Japan Aircon King Daikin: Custom Chips for Energy Savings
Updated: Jan 5
[Edited] Daikin Industries, the renowned Japanese air conditioner manufacturer, is exploring the use of custom-made semiconductors to optimize energy efficiency in its products.
As companies increasingly turn to bespoke chip designs to enhance performance, Daikin aims to leverage custom chips to achieve energy savings.
While tech giants like Apple and Amazon invest heavily in custom cutting-edge chips, companies relying on legacy chips are also recognizing the benefits of introducing custom silicon. Daikin, based in Osaka, plans to collaborate with a Japanese design company to customize logic chips for the inverters used in their air conditioners.
Inverters play a crucial role in adjusting the speed of an air conditioner's motor to conserve energy. While they are standard in Japan and the European Union, they are less common in the United States. Daikin believes that custom chips, although more expensive than off-the-shelf alternatives, offer superior energy efficiency and enable a reduction in the use of other components.
Yuji Yoneda, the general manager of Daikin's technology and innovation center, emphasized the importance of improving chip performance to fully unleash the potential of an air conditioner's compressor and motor. He stated in an interview that without enhancing chip performance, there will be limitations.
Daikin plans to introduce these custom chips in high-end air conditioners starting from 2025 and aims to incorporate them into approximately 20% of their units by the end of the decade.
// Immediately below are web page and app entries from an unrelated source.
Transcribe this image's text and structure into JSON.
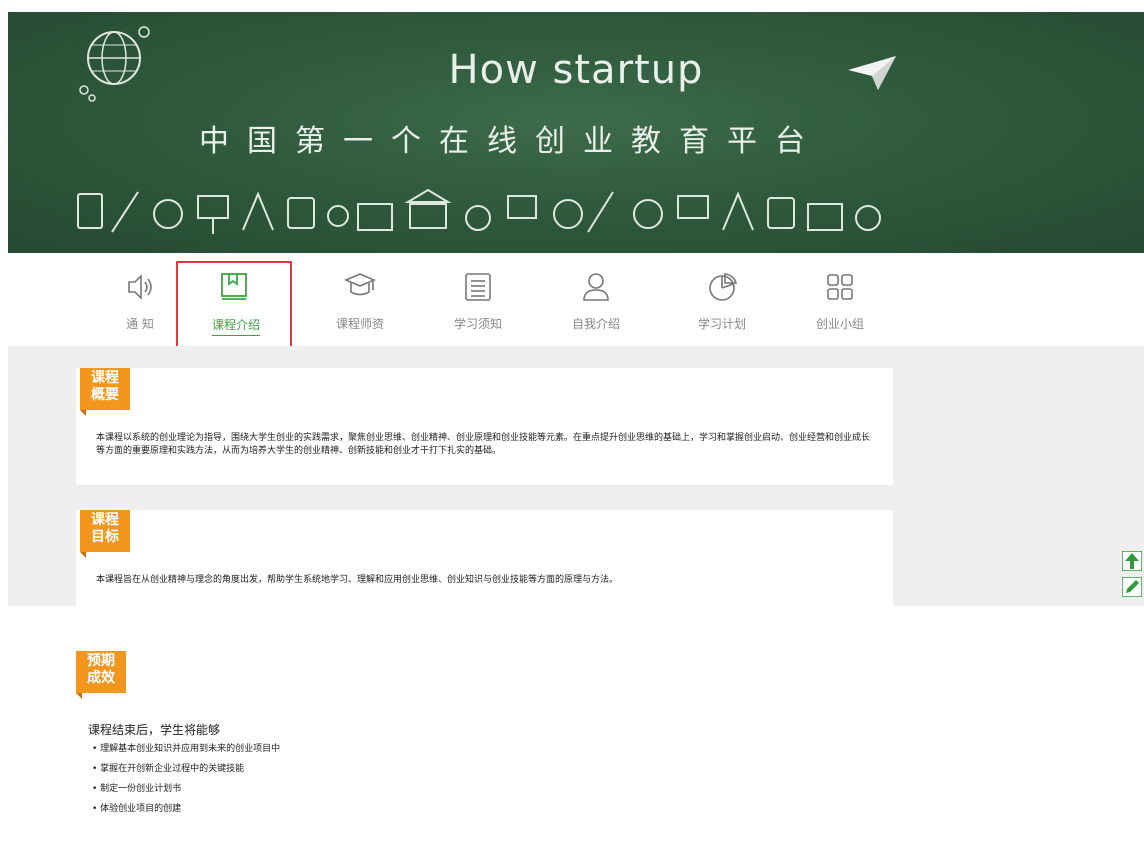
{
  "banner": {
    "title_en": "How startup",
    "title_cn": "中国第一个在线创业教育平台"
  },
  "nav": {
    "items": [
      {
        "label": "通 知",
        "icon": "speaker-icon"
      },
      {
        "label": "课程介绍",
        "icon": "book-icon",
        "active": true
      },
      {
        "label": "课程师资",
        "icon": "graduation-cap-icon"
      },
      {
        "label": "学习须知",
        "icon": "list-icon"
      },
      {
        "label": "自我介绍",
        "icon": "user-icon"
      },
      {
        "label": "学习计划",
        "icon": "pie-chart-icon"
      },
      {
        "label": "创业小组",
        "icon": "grid-icon"
      }
    ]
  },
  "sections": {
    "overview": {
      "tag_line1": "课程",
      "tag_line2": "概要",
      "text": "本课程以系统的创业理论为指导，围绕大学生创业的实践需求，聚焦创业思维、创业精神、创业原理和创业技能等元素。在重点提升创业思维的基础上，学习和掌握创业启动、创业经营和创业成长等方面的重要原理和实践方法，从而为培养大学生的创业精神、创新技能和创业才干打下扎实的基础。"
    },
    "goal": {
      "tag_line1": "课程",
      "tag_line2": "目标",
      "text": "本课程旨在从创业精神与理念的角度出发，帮助学生系统地学习、理解和应用创业思维、创业知识与创业技能等方面的原理与方法。"
    },
    "outcome": {
      "tag_line1": "预期",
      "tag_line2": "成效",
      "intro": "课程结束后，学生将能够",
      "items": [
        "理解基本创业知识并应用到未来的创业项目中",
        "掌握在开创新企业过程中的关键技能",
        "制定一份创业计划书",
        "体验创业项目的创建"
      ]
    }
  },
  "side_tools": {
    "top_icon": "arrow-up-icon",
    "edit_icon": "pencil-icon"
  },
  "colors": {
    "accent_green": "#3aa545",
    "tag_orange": "#f2961e",
    "highlight_red": "#e03a3a",
    "chalkboard": "#2f5a3d"
  }
}
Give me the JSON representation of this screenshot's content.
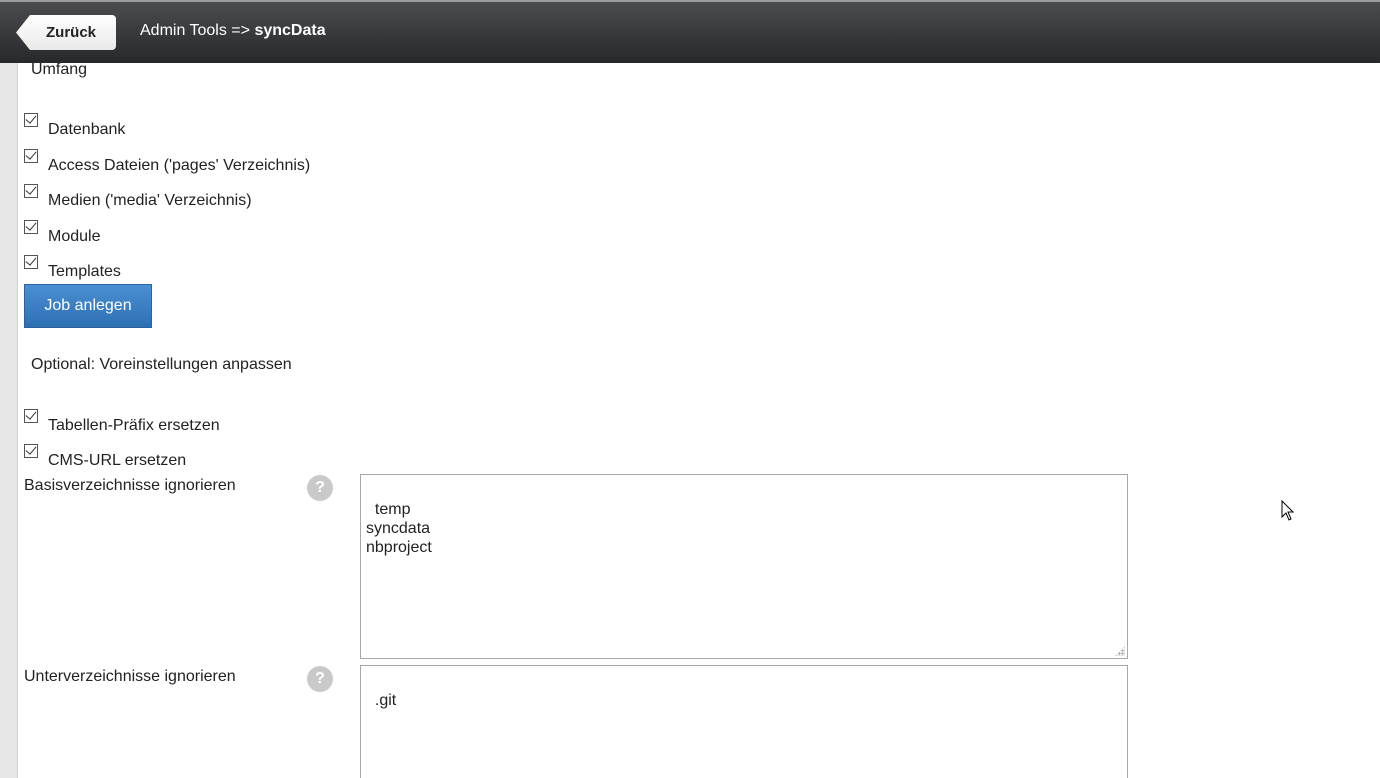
{
  "header": {
    "back_label": "Zurück",
    "title_prefix": "Admin Tools =>",
    "title_strong": "syncData"
  },
  "scope": {
    "heading": "Umfang",
    "options": [
      {
        "label": "Datenbank",
        "checked": true
      },
      {
        "label": "Access Dateien ('pages' Verzeichnis)",
        "checked": true
      },
      {
        "label": "Medien ('media' Verzeichnis)",
        "checked": true
      },
      {
        "label": "Module",
        "checked": true
      },
      {
        "label": "Templates",
        "checked": true
      }
    ],
    "create_job_label": "Job anlegen"
  },
  "optional": {
    "heading": "Optional: Voreinstellungen anpassen",
    "options": [
      {
        "label": "Tabellen-Präfix ersetzen",
        "checked": true
      },
      {
        "label": "CMS-URL ersetzen",
        "checked": true
      }
    ]
  },
  "fields": {
    "base_dirs": {
      "label": "Basisverzeichnisse ignorieren",
      "help": "?",
      "value": "temp\nsyncdata\nnbproject"
    },
    "sub_dirs": {
      "label": "Unterverzeichnisse ignorieren",
      "help": "?",
      "value": ".git"
    }
  },
  "colors": {
    "header_bg": "#2f3134",
    "primary_button": "#3a7fc4",
    "help_icon": "#c9c9c9"
  }
}
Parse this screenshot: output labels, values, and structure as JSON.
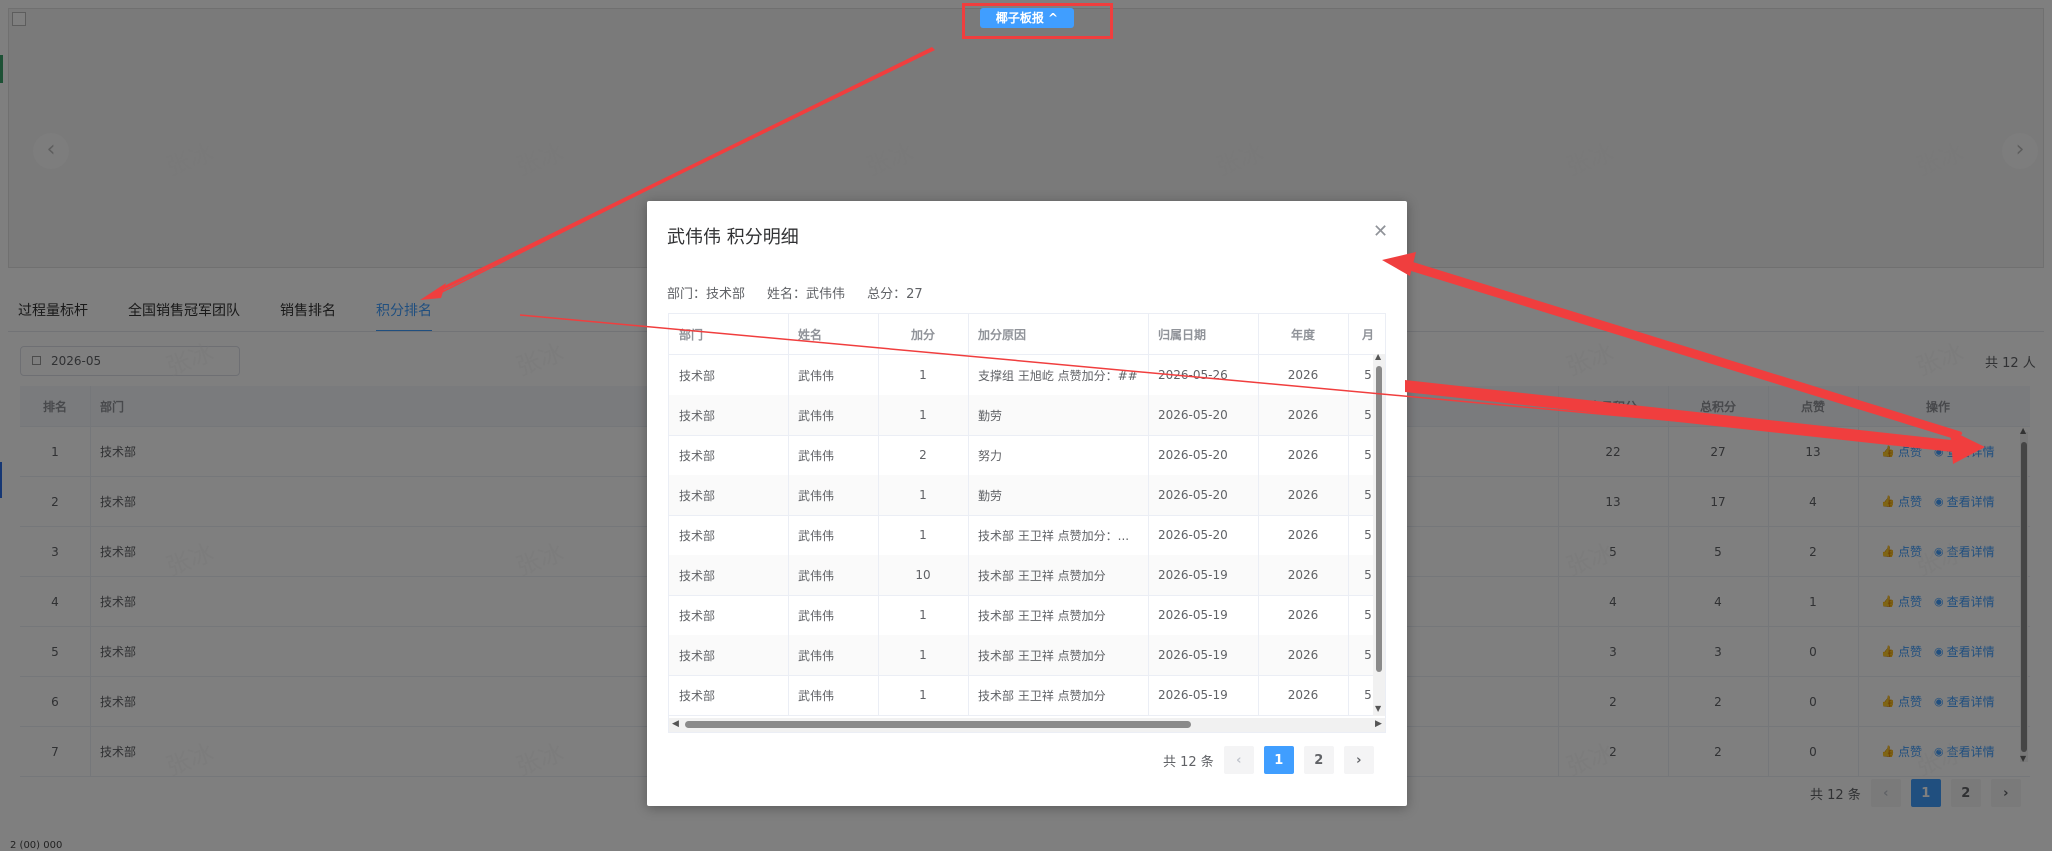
{
  "toggle_button": "椰子板报 ^",
  "tabs": [
    "过程量标杆",
    "全国销售冠军团队",
    "销售排名",
    "积分排名"
  ],
  "filter": {
    "month": "2026-05"
  },
  "summary": {
    "total_people": "共 12 人"
  },
  "rank_table": {
    "columns": [
      "排名",
      "部门",
      "本月积分",
      "总积分",
      "点赞",
      "操作"
    ],
    "rows": [
      {
        "rank": "1",
        "dept": "技术部",
        "month": "22",
        "total": "27",
        "likes": "13"
      },
      {
        "rank": "2",
        "dept": "技术部",
        "month": "13",
        "total": "17",
        "likes": "4"
      },
      {
        "rank": "3",
        "dept": "技术部",
        "month": "5",
        "total": "5",
        "likes": "2"
      },
      {
        "rank": "4",
        "dept": "技术部",
        "month": "4",
        "total": "4",
        "likes": "1"
      },
      {
        "rank": "5",
        "dept": "技术部",
        "month": "3",
        "total": "3",
        "likes": "0"
      },
      {
        "rank": "6",
        "dept": "技术部",
        "month": "2",
        "total": "2",
        "likes": "0"
      },
      {
        "rank": "7",
        "dept": "技术部",
        "month": "2",
        "total": "2",
        "likes": "0"
      }
    ],
    "like_label": "点赞",
    "detail_label": "查看详情"
  },
  "main_pager": {
    "total": "共 12 条",
    "pages": [
      "1",
      "2"
    ]
  },
  "watermark": "张冰",
  "bottom_text": "2 (00) 000",
  "dialog": {
    "title": "武伟伟 积分明细",
    "info": [
      {
        "label": "部门：",
        "value": "技术部"
      },
      {
        "label": "姓名：",
        "value": "武伟伟"
      },
      {
        "label": "总分：",
        "value": "27"
      }
    ],
    "columns": [
      "部门",
      "姓名",
      "加分",
      "加分原因",
      "归属日期",
      "年度",
      "月"
    ],
    "rows": [
      {
        "dept": "技术部",
        "name": "武伟伟",
        "points": "1",
        "reason": "支撑组 王旭屹 点赞加分：##",
        "date": "2026-05-26",
        "year": "2026",
        "month": "5"
      },
      {
        "dept": "技术部",
        "name": "武伟伟",
        "points": "1",
        "reason": "勤劳",
        "date": "2026-05-20",
        "year": "2026",
        "month": "5"
      },
      {
        "dept": "技术部",
        "name": "武伟伟",
        "points": "2",
        "reason": "努力",
        "date": "2026-05-20",
        "year": "2026",
        "month": "5"
      },
      {
        "dept": "技术部",
        "name": "武伟伟",
        "points": "1",
        "reason": "勤劳",
        "date": "2026-05-20",
        "year": "2026",
        "month": "5"
      },
      {
        "dept": "技术部",
        "name": "武伟伟",
        "points": "1",
        "reason": "技术部 王卫祥 点赞加分：...",
        "date": "2026-05-20",
        "year": "2026",
        "month": "5"
      },
      {
        "dept": "技术部",
        "name": "武伟伟",
        "points": "10",
        "reason": "技术部 王卫祥 点赞加分",
        "date": "2026-05-19",
        "year": "2026",
        "month": "5"
      },
      {
        "dept": "技术部",
        "name": "武伟伟",
        "points": "1",
        "reason": "技术部 王卫祥 点赞加分",
        "date": "2026-05-19",
        "year": "2026",
        "month": "5"
      },
      {
        "dept": "技术部",
        "name": "武伟伟",
        "points": "1",
        "reason": "技术部 王卫祥 点赞加分",
        "date": "2026-05-19",
        "year": "2026",
        "month": "5"
      },
      {
        "dept": "技术部",
        "name": "武伟伟",
        "points": "1",
        "reason": "技术部 王卫祥 点赞加分",
        "date": "2026-05-19",
        "year": "2026",
        "month": "5"
      }
    ],
    "pager": {
      "total": "共 12 条",
      "pages": [
        "1",
        "2"
      ]
    }
  },
  "colors": {
    "primary": "#409eff",
    "annotation_red": "#f03e3e"
  },
  "icons": {
    "close": "close-icon",
    "like": "thumb-up-icon",
    "view": "eye-icon",
    "calendar": "calendar-icon"
  }
}
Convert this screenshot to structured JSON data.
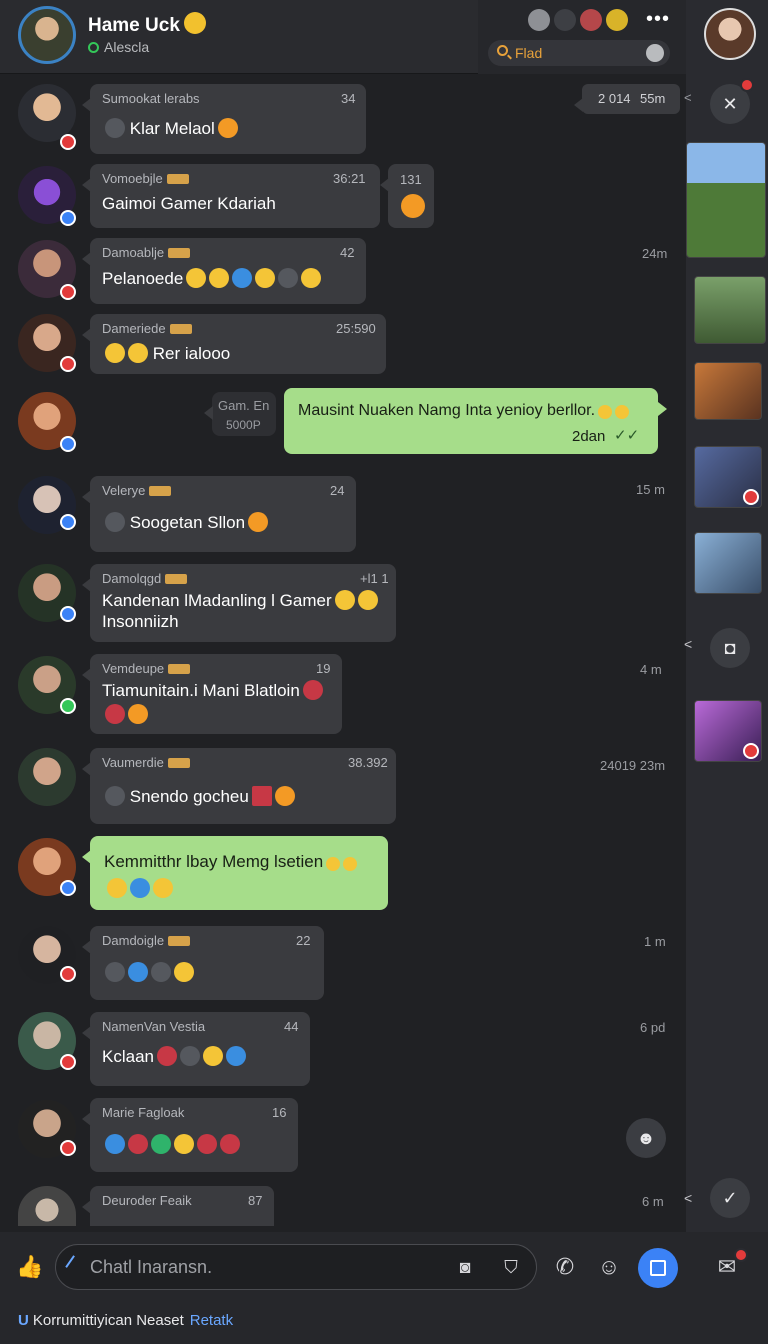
{
  "header": {
    "title": "Hame Uck",
    "status": "Alescla",
    "search_placeholder": "Flad",
    "more": "•••"
  },
  "top_right_bubble": {
    "left": "2 014",
    "right": "55m"
  },
  "messages": [
    {
      "sender": "Sumookat lerabs",
      "count": "34",
      "text": "Klar Melaol",
      "time": ""
    },
    {
      "sender": "Vomoebjle",
      "count": "36:21",
      "text": "Gaimoi Gamer Kdariah",
      "side_count": "131",
      "time": ""
    },
    {
      "sender": "Damoablje",
      "count": "42",
      "text": "Pelanoede",
      "time": "24m"
    },
    {
      "sender": "Dameriede",
      "count": "25:590",
      "text": "Rer ialooo",
      "time": ""
    },
    {
      "sender": "",
      "count": "",
      "text": "Mausint Nuaken Namg Inta yenioy berllor.",
      "meta": "2dan",
      "side_top": "Gam. En",
      "side_bottom": "5000P"
    },
    {
      "sender": "Velerye",
      "count": "24",
      "text": "Soogetan Sllon",
      "time": "15 m"
    },
    {
      "sender": "Damolqgd",
      "count": "+l1 1",
      "text": "Kandenan lMadanling l Gamer",
      "text2": "Insonniizh",
      "time": ""
    },
    {
      "sender": "Vemdeupe",
      "count": "19",
      "text": "Tiamunitain.i Mani Blatloin",
      "time": "4 m"
    },
    {
      "sender": "Vaumerdie",
      "count": "38.392",
      "text": "Snendo gocheu",
      "time": "24019  23m"
    },
    {
      "sender": "",
      "count": "",
      "text": "Kemmitthr lbay Memg lsetien",
      "time": ""
    },
    {
      "sender": "Damdoigle",
      "count": "22",
      "text": "",
      "time": "1 m"
    },
    {
      "sender": "NamenVan Vestia",
      "count": "44",
      "text": "Kclaan",
      "time": "6 pd"
    },
    {
      "sender": "Marie Fagloak",
      "count": "16",
      "text": "",
      "time": ""
    },
    {
      "sender": "Deuroder Feaik",
      "count": "87",
      "text": "",
      "time": "6 m"
    }
  ],
  "composer": {
    "placeholder": "Chatl Inaransn.",
    "footer_prefix": "U",
    "footer_text": "Korrumittiyican Neaset",
    "footer_link": "Retatk"
  },
  "colors": {
    "accent": "#3b82f6",
    "outgoing_bubble": "#a6dd8a",
    "incoming_bubble": "#3a3b3f",
    "background": "#202124"
  }
}
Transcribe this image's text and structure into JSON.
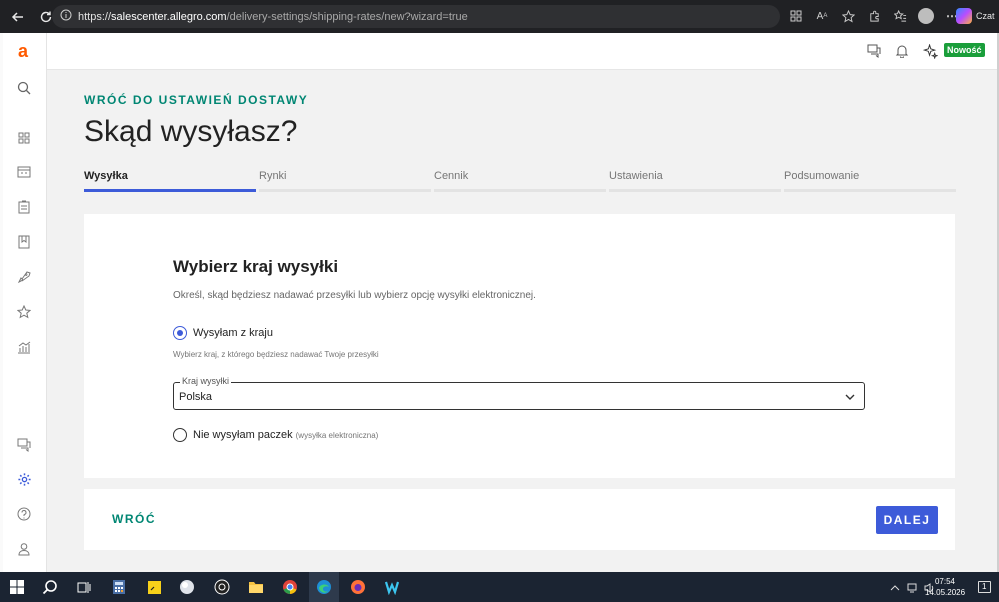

Additionally, the company is also working on customized power modules that assist in managing the electricity supply of their air conditioners.
To facilitate the customization process, Daikin has been recruiting engineers from the chip industry. This move comes as the company faces competition due to significant investments in the domestic semiconductor industry.
Daikin anticipates that an increased focus on energy efficiency will propel their growth. The International Energy Agency predicts that the global demand for air conditioners will more than triple to 5.6 billion units by 2050. By prioritizing energy-saving technologies, Daikin aims to position itself as a leader in the industry.
Daikin Industries is exploring the use of custom-made semiconductors for energy savings in their air conditioners.
They plan to partner with a Japanese design company to customise logic chips for their air conditioner inverters.
The custom chips, manufactured by TSMC, offer better energy efficiency and reduce the need for other components.